Emicizumab, a bispecific antibody recognizing coagulation factors IX and X: how does it actually compare to factor VIII?

Peter J. Lenting, Cécile V. Denis and Olivier D. Christophe


During the last decade, the development of improved and novel approaches for the treatment of hemophilia A has expanded tremendously. These approaches include factor VIII (FVIII) with extended half-life (e.g. FVIII-Fc and PEGylated FVIII), monoclonal antibodies targeting tissue factor pathway inhibitor, si-RNA to reduce antithrombin expression and the bispecific antibody ACE910/Emicizumab. Emicizumab is a bispecific antibody recognizing both the enzyme factor IXa (FIXa) and the substrate factor X (FX). By simultaneously binding enzyme and substrate, Emicizumab mimics some part of the function exerted by the original cofactor FVIII, in that it promotes co-localization of the enzyme/substrate complex. However, FVIII and the bispecific antibody are fundamentally different proteins, and are subject to different modes of regulation. Here, we will provide an overview of the similarities and dissimilarities between FVIII and Emicizumab from a biochemical and mechanistical perspective.

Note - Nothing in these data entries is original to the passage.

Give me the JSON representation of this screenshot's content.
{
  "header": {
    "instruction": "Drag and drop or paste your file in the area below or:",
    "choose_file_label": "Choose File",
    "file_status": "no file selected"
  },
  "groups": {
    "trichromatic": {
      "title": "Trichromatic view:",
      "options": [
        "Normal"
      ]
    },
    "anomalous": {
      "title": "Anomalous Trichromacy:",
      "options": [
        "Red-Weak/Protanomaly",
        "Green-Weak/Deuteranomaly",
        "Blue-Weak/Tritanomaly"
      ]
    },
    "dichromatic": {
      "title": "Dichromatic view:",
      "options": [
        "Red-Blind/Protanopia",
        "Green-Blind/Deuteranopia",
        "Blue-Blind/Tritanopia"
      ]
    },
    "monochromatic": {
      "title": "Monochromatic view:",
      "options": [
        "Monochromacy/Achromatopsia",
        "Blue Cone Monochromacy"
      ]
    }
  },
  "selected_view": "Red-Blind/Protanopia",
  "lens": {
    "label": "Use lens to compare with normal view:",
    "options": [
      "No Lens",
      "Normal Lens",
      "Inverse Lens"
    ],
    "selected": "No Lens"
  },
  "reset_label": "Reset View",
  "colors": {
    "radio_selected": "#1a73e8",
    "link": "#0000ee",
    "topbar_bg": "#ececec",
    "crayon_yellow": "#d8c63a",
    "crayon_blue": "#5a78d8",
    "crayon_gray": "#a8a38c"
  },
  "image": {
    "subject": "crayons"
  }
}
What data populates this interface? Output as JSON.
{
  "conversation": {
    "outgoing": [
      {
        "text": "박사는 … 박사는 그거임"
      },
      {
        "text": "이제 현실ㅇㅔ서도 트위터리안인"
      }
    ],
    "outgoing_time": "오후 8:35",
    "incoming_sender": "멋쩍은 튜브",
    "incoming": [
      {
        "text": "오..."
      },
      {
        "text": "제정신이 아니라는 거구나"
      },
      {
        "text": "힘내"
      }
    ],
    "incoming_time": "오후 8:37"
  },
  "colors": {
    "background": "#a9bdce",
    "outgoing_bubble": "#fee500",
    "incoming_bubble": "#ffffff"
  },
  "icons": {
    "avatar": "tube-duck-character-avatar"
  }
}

Such insight might be useful in the clinical decision making for those who apply Emicizumab in their practice already or within the future, particularly in view of the thrombotic complications that have been reported when Emicizumab was used in combination with factor VIII-bypassing agents.

  • Submitted August 21, 2017.
  • Accepted October 13, 2017.